GDC 2014 Wrap-Up
A record-breaking 24,000 game developers, business professionals and industry leaders attended this year’s Game Developers Conference (GDC) at the Moscone Center in San Francisco.
In short, it was an amazing week. I was fortunate to spend time at the Kii kiosk inside the Unity booth and to take part in GDC’s countless opportunities to learn and get inspired. I heard exciting announcements, enjoyed fun-filled interactive spaces and attended festive parties and events. After speaking with tons of people at GDC, I firmly believe that Kii and other MBaaS vendors play an important role at game developer events and that game development can derive value from tools that enable a faster time-to-market. That’s precisely what Kii does and why it’s a must-have weapon in any developer’s arsenal.
Here are some of the other insights I took away from the show:
- Our partner, Unity, has established itself as a dominant influence among game developers. Unity offers exactly what today’s game developers want: a technically impeccable development environment with lots of room for customization and extension via plugins from partners, true multiplatform deployment support that embraces everything from consoles to web and from mobile to PC, and strong, positive brand awareness. As a result, Unity can boast something else developers love: a huge community of enthusiastic members. We’re glad to be working alongside Unity to offer the best C# based back-end service.
- Indie game studios and independent developers are producing great work and are having a major impact on our industry. In fact, I met far more indie game developers at GDC than developers working for the big guys. With lower barriers to entry, it’s never been more achievable – and had more potential reward – to create a top-of-the-chart mobile game as a small game studio. I suppose this is good for everyone, as bad games get eliminated by natural selection. Let’s keep them coming!
- Casual retro style games are definitely a trend and simple graphics are not a blocker to conquer the player’s minds. You could see these kinds of games all over GDC.
- Alternative peripherals are emerging as a critical part of the next generation of gaming interaction. Demos for Leap, Oculus Rift (just bought by Facebook) and Playstation were fully booked, and it wasn’t unusual at GDC to find yourself with a strange peripheral like the Playstation VR helmet attached to your body while gaming. Smart watches, on the other hand, were almost nonexistent so I wouldn’t expect to see these devices evolve into game controllers, second screens, etc., any time soon.
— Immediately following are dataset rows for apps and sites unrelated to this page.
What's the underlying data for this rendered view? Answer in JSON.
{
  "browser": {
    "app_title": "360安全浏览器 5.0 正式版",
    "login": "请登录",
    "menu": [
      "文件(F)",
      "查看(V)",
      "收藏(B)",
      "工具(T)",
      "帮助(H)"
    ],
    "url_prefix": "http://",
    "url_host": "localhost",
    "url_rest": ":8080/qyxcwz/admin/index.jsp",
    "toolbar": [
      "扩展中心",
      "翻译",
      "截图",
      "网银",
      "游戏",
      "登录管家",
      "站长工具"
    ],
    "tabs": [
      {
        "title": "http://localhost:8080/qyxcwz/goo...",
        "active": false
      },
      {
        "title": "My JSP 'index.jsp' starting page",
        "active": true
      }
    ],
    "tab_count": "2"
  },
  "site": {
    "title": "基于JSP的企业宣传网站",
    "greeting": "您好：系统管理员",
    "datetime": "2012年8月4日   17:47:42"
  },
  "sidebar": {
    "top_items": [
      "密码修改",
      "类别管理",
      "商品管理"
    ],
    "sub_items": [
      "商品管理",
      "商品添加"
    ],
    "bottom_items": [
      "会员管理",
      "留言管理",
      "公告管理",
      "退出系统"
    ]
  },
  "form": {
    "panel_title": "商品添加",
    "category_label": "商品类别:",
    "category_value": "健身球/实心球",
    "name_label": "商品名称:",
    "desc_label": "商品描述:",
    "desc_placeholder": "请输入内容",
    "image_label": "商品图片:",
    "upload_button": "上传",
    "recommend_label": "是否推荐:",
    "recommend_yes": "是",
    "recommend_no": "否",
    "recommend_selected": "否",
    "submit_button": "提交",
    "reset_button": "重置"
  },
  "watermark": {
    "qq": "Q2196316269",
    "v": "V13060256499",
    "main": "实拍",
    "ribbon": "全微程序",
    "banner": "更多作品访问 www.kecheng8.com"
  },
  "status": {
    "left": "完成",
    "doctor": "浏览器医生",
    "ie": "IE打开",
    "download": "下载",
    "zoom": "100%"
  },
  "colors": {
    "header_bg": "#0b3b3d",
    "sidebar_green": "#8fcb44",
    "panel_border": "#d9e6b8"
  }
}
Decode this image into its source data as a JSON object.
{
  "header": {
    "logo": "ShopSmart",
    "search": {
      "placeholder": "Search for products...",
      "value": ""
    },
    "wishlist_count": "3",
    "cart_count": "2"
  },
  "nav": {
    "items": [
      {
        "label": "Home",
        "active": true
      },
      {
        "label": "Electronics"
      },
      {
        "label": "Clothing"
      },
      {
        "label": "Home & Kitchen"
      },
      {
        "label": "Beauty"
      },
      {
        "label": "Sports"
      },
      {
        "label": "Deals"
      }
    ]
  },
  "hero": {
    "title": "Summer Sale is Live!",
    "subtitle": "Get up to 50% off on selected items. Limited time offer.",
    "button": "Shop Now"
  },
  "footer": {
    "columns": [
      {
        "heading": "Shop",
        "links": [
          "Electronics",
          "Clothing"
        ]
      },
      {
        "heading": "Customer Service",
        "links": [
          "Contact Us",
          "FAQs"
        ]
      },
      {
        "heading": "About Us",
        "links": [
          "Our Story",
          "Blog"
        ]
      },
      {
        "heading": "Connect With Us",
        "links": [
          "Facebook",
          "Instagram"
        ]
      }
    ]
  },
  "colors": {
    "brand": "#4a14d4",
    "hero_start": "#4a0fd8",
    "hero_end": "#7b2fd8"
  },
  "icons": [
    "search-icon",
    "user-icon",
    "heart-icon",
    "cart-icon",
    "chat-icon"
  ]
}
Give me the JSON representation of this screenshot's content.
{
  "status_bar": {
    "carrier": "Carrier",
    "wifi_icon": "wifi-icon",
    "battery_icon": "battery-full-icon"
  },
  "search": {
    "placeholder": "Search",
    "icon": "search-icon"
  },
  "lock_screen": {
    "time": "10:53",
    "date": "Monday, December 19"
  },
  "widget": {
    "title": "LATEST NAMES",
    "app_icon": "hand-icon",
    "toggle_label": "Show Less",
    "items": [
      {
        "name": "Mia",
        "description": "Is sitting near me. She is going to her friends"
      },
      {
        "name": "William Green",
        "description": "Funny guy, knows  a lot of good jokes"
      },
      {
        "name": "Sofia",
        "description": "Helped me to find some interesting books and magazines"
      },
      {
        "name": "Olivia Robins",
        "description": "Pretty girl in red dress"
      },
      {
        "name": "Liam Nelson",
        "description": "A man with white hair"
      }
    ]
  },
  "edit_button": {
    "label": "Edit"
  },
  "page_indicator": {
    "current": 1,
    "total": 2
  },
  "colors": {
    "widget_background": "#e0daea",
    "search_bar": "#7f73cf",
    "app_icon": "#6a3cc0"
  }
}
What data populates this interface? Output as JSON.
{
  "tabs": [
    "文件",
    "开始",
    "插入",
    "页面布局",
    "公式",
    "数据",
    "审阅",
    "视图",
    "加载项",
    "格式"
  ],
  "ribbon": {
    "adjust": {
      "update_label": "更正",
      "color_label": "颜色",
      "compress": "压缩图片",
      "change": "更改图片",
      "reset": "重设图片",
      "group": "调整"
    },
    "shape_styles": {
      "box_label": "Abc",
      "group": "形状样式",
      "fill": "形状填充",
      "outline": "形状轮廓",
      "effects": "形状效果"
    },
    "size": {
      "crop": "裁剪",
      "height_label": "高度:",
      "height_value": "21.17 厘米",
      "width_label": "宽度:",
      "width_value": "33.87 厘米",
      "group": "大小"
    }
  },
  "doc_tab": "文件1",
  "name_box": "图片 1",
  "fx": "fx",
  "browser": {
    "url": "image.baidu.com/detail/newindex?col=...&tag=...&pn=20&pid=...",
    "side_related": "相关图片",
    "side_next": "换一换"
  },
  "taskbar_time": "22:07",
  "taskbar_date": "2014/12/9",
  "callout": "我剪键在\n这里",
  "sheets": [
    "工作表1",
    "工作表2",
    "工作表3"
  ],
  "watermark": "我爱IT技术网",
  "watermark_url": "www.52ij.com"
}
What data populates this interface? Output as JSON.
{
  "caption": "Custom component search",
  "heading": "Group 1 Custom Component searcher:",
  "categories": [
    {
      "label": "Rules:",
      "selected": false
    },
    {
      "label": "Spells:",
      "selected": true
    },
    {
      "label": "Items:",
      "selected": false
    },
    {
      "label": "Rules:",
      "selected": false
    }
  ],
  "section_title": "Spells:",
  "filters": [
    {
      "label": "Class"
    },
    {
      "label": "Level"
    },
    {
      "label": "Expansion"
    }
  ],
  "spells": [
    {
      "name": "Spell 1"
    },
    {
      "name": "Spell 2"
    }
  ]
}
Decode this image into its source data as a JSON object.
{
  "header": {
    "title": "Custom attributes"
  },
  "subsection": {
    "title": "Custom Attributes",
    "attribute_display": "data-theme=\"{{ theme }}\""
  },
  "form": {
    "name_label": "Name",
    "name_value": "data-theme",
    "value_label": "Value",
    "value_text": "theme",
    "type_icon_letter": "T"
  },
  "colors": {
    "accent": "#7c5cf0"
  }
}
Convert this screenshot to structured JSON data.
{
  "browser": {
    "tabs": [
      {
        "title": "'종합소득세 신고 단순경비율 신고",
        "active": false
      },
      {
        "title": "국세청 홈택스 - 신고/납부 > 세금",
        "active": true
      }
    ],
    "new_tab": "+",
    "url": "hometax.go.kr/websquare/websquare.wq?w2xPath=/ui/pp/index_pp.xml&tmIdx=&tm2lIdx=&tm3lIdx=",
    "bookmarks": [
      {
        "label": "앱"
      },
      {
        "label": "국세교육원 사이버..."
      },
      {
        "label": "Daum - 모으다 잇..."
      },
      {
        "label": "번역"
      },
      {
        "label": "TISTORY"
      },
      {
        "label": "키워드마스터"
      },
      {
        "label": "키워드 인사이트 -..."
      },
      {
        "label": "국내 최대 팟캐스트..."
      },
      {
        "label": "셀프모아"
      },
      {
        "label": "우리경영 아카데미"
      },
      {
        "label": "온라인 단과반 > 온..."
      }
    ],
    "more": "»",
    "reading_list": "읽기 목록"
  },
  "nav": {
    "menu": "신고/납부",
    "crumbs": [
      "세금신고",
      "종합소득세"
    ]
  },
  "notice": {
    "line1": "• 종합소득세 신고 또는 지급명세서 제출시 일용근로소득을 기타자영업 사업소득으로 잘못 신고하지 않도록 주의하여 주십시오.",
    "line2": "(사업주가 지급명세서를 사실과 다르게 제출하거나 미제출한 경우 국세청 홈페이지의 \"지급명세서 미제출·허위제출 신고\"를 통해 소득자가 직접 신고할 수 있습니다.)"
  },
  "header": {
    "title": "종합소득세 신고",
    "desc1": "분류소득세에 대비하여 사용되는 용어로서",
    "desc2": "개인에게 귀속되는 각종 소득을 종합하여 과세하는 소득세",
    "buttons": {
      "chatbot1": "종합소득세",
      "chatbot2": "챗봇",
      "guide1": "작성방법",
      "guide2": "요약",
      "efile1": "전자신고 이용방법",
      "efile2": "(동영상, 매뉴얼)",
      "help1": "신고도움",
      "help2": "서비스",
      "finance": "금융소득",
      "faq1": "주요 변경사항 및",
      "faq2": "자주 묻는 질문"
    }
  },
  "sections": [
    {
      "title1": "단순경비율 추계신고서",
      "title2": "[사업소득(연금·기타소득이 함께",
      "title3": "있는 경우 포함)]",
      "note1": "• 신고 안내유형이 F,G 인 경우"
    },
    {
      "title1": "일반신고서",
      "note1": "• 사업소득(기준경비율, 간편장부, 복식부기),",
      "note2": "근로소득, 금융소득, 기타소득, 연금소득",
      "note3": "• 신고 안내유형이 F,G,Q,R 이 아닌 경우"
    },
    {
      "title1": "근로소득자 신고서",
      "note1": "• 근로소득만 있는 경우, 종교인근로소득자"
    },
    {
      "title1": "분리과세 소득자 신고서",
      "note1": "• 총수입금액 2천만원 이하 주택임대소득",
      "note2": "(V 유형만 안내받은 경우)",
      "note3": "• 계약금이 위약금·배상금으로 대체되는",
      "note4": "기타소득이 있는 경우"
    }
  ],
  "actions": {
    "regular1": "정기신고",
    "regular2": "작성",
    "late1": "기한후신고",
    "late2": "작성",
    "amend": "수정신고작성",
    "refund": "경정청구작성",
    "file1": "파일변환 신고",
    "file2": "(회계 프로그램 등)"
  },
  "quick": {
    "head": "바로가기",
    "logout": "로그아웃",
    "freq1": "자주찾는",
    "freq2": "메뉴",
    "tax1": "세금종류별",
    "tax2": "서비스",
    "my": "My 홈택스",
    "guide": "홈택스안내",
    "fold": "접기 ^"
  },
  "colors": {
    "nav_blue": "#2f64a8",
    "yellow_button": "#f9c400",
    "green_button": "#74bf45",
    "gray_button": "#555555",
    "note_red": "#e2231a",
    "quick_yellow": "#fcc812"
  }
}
- Lots of developers took interest in our talk about rapid prototyping of games using Kii. We look forward to having some of them participate in our upcoming Unity contest.
- We got lots of positive feedback from developers who tried demos of the Asset Store as well as from the asset store managers, who were in the booth right next to us. Some issues with Android and the developer console were reported, but it was all solved by properly configuring the project build and refreshing the developer console respectively.
- The cloud is gaining ground when it comes to hosted services for game developers. Kii, a cloud-based service itself, shared booth space with Simplygon, a company that allows you to upload your 3D model to the cloud for processing and get an optimized version with fewer polygons, which boosts your game performance. We’ll certainly see more cloud services like this, not only intended for development but also for in-game services, such as Kii provides. This trend is undeniable when you see Nintendo Wii providing a web development SDK that lets developers interact with the Wii API from a web app that’s hosted on a console. This could lead to interesting side effects in the future.
Overall, GDC 2014 was a great event for Kii, and I would like to personally thank everybody that dropped by and shared their feedback with us. Hope to see you there again next year!